--- Exercise brief ---
Check every line of the entries for the string "value" and return the ones that contain it.

--- The data ---
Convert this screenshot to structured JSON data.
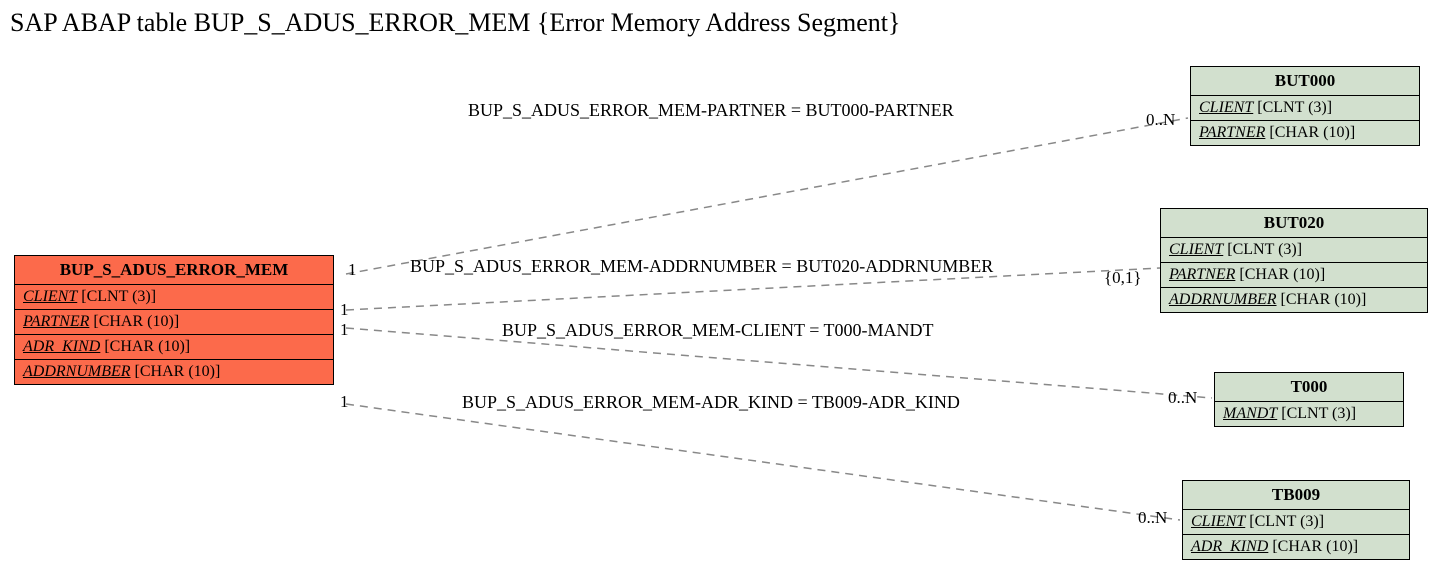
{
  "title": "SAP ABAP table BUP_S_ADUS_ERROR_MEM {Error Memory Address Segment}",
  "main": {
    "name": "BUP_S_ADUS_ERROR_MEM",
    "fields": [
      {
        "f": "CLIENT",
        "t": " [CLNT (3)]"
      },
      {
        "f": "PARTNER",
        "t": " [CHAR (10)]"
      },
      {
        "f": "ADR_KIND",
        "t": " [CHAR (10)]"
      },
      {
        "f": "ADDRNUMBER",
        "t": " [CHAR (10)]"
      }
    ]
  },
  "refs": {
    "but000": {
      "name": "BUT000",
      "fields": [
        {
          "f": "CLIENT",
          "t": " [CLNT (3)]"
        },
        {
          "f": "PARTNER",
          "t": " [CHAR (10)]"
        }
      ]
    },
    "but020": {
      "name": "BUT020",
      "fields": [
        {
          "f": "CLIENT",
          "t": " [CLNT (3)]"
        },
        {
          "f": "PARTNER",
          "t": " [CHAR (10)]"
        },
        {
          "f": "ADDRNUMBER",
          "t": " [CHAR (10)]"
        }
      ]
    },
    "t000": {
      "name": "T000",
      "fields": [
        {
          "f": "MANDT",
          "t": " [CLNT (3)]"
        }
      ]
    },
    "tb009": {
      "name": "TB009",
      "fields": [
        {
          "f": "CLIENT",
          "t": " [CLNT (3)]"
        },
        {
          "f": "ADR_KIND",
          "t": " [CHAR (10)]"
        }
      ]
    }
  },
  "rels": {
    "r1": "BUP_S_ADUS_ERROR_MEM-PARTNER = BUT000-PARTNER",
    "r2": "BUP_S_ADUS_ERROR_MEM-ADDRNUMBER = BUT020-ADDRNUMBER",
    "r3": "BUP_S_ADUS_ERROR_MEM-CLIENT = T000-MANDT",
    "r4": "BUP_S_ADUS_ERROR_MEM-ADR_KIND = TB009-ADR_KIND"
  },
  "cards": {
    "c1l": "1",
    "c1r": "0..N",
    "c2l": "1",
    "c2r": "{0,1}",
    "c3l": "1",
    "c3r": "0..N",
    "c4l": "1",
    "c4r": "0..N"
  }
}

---

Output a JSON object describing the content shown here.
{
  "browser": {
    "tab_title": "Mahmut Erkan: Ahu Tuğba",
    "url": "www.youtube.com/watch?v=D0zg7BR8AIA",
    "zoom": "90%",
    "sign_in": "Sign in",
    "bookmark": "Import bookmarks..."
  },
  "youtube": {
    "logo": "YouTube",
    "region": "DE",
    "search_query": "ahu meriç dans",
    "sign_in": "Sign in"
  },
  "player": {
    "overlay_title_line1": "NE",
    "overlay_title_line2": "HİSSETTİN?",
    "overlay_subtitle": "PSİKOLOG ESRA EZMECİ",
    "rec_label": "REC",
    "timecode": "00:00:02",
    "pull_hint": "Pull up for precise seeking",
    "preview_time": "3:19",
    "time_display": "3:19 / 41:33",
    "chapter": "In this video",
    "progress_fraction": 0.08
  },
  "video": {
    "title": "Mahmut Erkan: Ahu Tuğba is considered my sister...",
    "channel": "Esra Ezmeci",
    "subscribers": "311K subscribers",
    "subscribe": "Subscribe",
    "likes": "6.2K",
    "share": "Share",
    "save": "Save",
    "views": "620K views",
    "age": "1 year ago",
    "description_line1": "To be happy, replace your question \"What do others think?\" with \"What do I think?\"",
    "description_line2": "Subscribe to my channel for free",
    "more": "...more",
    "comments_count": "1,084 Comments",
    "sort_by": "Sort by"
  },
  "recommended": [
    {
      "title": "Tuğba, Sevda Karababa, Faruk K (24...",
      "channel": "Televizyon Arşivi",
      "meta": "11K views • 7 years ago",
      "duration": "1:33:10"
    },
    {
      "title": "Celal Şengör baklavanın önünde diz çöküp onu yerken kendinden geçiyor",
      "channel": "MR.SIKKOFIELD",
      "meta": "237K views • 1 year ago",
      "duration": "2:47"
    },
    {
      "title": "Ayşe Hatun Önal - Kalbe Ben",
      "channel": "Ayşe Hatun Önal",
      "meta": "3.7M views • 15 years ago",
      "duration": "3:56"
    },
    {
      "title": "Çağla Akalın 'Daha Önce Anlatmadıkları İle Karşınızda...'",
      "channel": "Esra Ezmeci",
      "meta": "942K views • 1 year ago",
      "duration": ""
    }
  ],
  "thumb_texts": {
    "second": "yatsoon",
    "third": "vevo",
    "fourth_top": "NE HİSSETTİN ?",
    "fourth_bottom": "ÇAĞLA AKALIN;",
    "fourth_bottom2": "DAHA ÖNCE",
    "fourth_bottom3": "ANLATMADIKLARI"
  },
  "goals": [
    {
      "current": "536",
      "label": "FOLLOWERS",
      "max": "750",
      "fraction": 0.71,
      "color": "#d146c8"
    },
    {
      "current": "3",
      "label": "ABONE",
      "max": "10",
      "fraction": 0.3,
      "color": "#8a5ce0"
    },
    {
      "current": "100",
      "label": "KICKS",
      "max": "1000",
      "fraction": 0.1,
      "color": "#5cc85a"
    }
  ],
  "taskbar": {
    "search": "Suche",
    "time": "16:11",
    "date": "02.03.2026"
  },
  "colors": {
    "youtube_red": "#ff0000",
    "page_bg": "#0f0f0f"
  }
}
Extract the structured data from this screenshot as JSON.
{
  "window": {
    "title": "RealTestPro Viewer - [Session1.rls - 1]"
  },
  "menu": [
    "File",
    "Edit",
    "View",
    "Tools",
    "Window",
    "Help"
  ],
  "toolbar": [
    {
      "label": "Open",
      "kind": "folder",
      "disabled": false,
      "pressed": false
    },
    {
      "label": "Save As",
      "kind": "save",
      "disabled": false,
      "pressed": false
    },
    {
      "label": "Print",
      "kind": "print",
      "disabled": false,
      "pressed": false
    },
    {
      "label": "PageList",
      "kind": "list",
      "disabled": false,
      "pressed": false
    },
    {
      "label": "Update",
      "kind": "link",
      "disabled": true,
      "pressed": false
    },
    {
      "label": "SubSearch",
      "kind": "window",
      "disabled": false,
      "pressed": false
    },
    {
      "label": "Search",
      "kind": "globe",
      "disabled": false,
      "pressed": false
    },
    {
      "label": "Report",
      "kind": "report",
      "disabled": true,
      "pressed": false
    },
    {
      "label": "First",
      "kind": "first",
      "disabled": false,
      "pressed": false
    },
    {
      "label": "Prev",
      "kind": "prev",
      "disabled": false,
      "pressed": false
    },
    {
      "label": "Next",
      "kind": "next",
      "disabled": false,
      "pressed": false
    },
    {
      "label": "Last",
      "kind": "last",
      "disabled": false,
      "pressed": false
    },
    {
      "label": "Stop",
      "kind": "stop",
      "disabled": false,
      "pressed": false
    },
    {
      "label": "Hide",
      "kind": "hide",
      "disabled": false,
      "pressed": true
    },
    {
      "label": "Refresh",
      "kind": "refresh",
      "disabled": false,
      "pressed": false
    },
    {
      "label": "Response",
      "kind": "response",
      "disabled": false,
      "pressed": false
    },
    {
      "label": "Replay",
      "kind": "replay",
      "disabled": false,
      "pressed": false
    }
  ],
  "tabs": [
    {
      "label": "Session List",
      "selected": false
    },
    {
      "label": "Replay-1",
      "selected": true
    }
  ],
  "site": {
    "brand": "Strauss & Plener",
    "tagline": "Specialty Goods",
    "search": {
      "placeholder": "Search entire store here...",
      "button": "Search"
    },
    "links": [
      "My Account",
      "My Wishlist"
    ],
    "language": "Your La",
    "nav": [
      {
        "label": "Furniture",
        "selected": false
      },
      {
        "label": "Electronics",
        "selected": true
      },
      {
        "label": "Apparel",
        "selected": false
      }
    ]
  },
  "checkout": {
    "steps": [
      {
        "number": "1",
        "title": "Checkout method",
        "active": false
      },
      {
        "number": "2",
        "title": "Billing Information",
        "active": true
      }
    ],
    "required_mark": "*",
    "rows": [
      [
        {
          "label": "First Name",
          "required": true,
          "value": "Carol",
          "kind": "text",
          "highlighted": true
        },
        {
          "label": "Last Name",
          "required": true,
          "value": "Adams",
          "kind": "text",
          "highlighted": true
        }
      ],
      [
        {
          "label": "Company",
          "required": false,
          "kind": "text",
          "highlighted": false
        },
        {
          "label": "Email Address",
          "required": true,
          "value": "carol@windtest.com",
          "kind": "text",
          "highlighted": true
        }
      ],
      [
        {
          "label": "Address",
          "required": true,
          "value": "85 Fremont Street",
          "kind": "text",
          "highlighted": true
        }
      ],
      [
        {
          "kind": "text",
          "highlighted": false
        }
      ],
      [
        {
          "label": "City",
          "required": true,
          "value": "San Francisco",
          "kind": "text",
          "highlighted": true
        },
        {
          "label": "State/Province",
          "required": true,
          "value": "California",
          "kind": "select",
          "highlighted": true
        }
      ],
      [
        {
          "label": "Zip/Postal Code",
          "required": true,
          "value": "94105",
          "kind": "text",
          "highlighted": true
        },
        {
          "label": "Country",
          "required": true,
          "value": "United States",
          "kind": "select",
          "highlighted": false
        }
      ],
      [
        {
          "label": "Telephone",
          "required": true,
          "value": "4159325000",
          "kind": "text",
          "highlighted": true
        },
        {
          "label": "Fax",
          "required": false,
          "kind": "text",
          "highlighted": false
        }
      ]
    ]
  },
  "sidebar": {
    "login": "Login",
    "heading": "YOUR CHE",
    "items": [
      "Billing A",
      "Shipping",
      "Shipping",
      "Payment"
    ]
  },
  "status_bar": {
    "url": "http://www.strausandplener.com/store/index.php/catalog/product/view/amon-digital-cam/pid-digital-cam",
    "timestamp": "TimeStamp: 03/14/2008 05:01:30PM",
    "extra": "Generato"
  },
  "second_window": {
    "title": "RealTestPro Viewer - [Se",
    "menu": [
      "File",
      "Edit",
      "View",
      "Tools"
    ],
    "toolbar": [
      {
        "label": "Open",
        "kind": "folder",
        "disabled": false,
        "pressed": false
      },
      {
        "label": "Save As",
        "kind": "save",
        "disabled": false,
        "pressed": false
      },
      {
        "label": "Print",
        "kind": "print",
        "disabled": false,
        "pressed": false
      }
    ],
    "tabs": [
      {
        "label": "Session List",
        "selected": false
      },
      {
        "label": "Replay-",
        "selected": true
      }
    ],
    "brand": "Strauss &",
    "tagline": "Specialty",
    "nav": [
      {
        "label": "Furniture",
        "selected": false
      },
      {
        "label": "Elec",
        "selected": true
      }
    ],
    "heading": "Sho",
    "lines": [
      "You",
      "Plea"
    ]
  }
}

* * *

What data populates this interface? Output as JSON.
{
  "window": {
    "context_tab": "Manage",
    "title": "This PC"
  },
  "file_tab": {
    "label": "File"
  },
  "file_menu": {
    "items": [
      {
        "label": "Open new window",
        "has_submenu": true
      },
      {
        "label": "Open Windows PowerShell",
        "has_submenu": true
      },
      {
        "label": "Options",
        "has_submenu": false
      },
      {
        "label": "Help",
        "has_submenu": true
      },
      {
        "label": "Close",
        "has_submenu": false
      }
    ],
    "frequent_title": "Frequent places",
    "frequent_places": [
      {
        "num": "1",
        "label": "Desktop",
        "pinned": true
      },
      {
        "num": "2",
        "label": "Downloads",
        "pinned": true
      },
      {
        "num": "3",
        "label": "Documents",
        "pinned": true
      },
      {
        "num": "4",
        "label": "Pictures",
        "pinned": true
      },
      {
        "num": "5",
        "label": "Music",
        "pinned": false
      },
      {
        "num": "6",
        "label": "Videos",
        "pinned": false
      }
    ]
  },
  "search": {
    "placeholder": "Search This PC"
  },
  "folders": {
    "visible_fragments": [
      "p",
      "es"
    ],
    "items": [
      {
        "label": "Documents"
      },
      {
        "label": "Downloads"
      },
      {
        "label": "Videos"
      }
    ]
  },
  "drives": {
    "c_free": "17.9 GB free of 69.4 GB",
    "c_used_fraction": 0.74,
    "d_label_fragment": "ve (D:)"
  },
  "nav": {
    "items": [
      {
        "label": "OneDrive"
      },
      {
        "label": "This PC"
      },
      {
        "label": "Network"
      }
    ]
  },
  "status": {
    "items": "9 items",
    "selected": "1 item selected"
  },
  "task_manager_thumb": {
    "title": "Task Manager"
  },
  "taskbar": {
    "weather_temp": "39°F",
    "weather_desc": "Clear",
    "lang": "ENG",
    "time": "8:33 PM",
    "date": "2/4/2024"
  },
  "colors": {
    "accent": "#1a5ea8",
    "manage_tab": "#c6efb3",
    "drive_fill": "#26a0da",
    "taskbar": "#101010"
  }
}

--- The answer ---
          "value": "Carol",
          "value": "Adams",
          "value": "carol@windtest.com",
          "value": "85 Fremont Street",
          "value": "San Francisco",
          "value": "California",
          "value": "94105",
          "value": "United States",
          "value": "4159325000",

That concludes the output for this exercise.